A report from Barry Jackson and Clark Spencer of the Miami Herald reveals that prospective Marlins’ owners Derek Jeter and Bruce Sherman have already initiated several key firings within the organization. While the sale of the team is still pending final approval next month, Jeter reportedly pushed club president David Samson to remove four special assistants this week: Andre Dawson, Tony Perez, Jack McKeon and Jeff Conine.

Hall of Fame infielder Dawson, outfielder Perez and Marlins’ legend Conine served as special assistants to the president. McKeon, who served as team manager from 2003-2005 (and briefly in 2011), was terminated from a 12-year post as special assistant to owner Jeffrey Loria.

The move didn’t come as a big surprise to Dawson and McKeon, Jackson and Spencer noted. It’s part and parcel of dealing with new ownership. But it was disappointing news nonetheless, especially as the long-tenured McKeon might lose an opportunity to return next September to manage one game and cement his status as the oldest manager in MLB history.

Should the Marlins’ sale go through in October as expected, this figures to be the beginning of several cuts. Per Jackson and Spencer:

Jeter also is expected to fire some people on the baseball side of the operation, though it’s believed president/baseball operations Michael Hill will be retained, at least indefinitely if not permanently.

Any replacements for those already released from the team have yet to be announced.

Watch: Ryan Goins tags Todd Frazier with the hidden ball trick

Getty Images
2 Comments

The Yankees are facing a convoluted path to the postseason, and they didn’t do themselves any favors after Todd Frazier fell for Ryan Goins‘ hidden ball trick in the third inning of Friday’s series opener. With one out and Frazier on second base, Jacoby Ellsbury skied a deep fly ball to right field, where it was caught by Jose Bautista just shy of the warning track and tossed back to Goins at second. Goins faked the throw to Marco Estrada, then sneakily (or not so sneakily, depending on your vantage point) gloved the ball and caught Frazier off the bag for the third out.
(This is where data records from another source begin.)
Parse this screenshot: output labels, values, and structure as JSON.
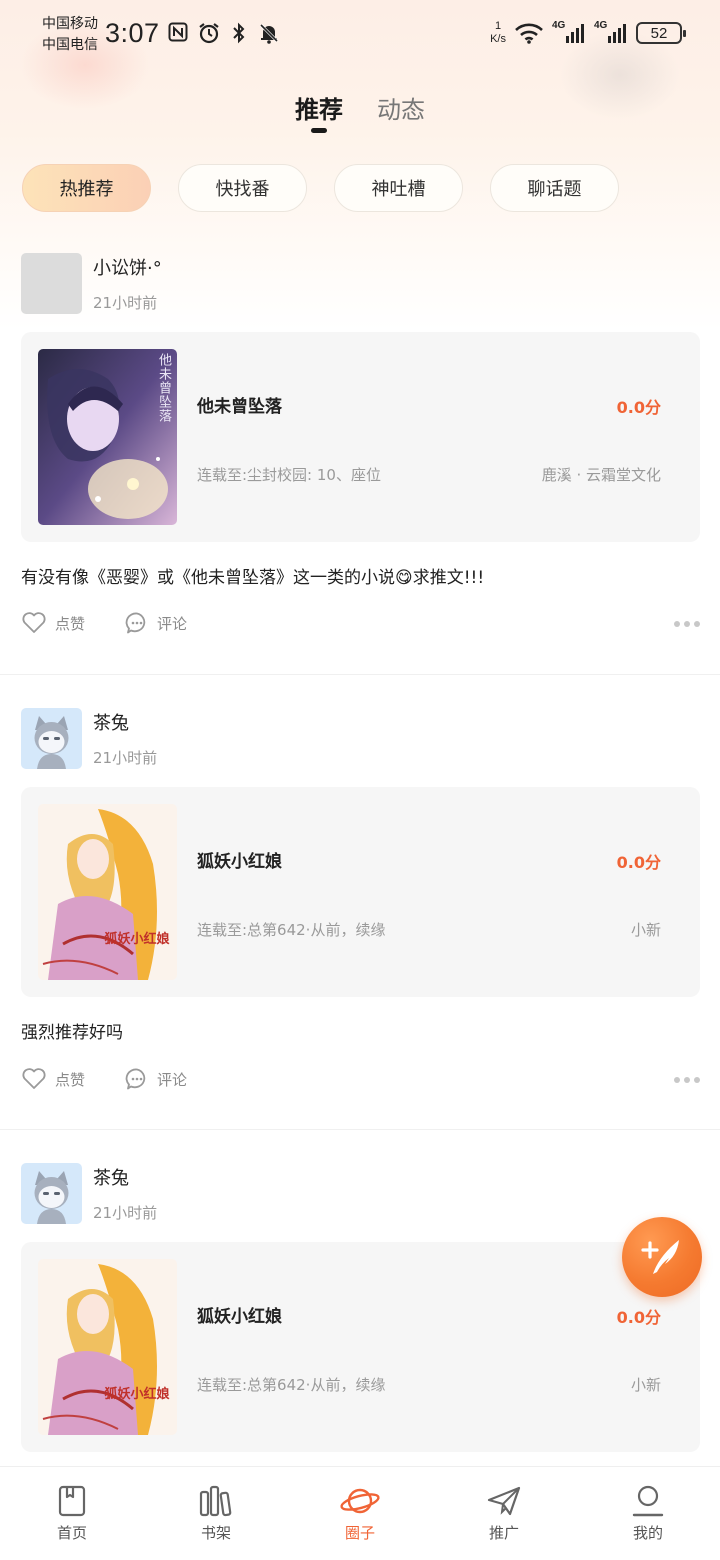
{
  "status_bar": {
    "carrier_1": "中国移动",
    "carrier_2": "中国电信",
    "time": "3:07",
    "net_speed_value": "1",
    "net_speed_unit": "K/s",
    "signal_1": "4G",
    "signal_2": "4G",
    "battery": "52"
  },
  "top_tabs": [
    {
      "label": "推荐",
      "active": true
    },
    {
      "label": "动态",
      "active": false
    }
  ],
  "chips": [
    {
      "label": "热推荐",
      "active": true
    },
    {
      "label": "快找番",
      "active": false
    },
    {
      "label": "神吐槽",
      "active": false
    },
    {
      "label": "聊话题",
      "active": false
    }
  ],
  "posts": [
    {
      "username": "小讼饼·°",
      "time": "21小时前",
      "book": {
        "title": "他未曾坠落",
        "score": "0.0分",
        "chapter": "连载至:尘封校园: 10、座位",
        "author": "鹿溪 · 云霜堂文化",
        "cover_text": "他未曾坠落"
      },
      "text": "有没有像《恶婴》或《他未曾坠落》这一类的小说😋求推文!!!",
      "like_label": "点赞",
      "comment_label": "评论"
    },
    {
      "username": "茶兔",
      "time": "21小时前",
      "book": {
        "title": "狐妖小红娘",
        "score": "0.0分",
        "chapter": "连载至:总第642·从前，续缘",
        "author": "小新",
        "cover_text": "狐妖小红娘"
      },
      "text": "强烈推荐好吗",
      "like_label": "点赞",
      "comment_label": "评论"
    },
    {
      "username": "茶兔",
      "time": "21小时前",
      "book": {
        "title": "狐妖小红娘",
        "score": "0.0分",
        "chapter": "连载至:总第642·从前，续缘",
        "author": "小新",
        "cover_text": "狐妖小红娘"
      }
    }
  ],
  "bottom_nav": [
    {
      "label": "首页",
      "icon": "book-icon",
      "active": false
    },
    {
      "label": "书架",
      "icon": "bookshelf-icon",
      "active": false
    },
    {
      "label": "圈子",
      "icon": "planet-icon",
      "active": true
    },
    {
      "label": "推广",
      "icon": "paper-plane-icon",
      "active": false
    },
    {
      "label": "我的",
      "icon": "user-icon",
      "active": false
    }
  ],
  "colors": {
    "accent": "#f06436",
    "chip_active_start": "#fde3b8",
    "chip_active_end": "#fbd0b6",
    "fab": "#f57a30"
  }
}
Of course, it helped that Frazier’s back was turned during the throw, so Goins’ fake-out may not have been as obvious as it was when the Yankees reviewed the tape several minutes later.

Goins earned another spot on the highlight reel in the sixth inning, mashing his second grand slam of the season while Frazier — and the rest of the Yankees’ offense, sans one home-run-record-slaying Aaron Judge — scrambled to catch up. The Yankees currently trail the Blue Jays 8-1 in the bottom of the eighth inning, and will need to pull off a comeback (and hope the Astros and Athletics clinch their respective games) before they can lay claim to a playoff spot.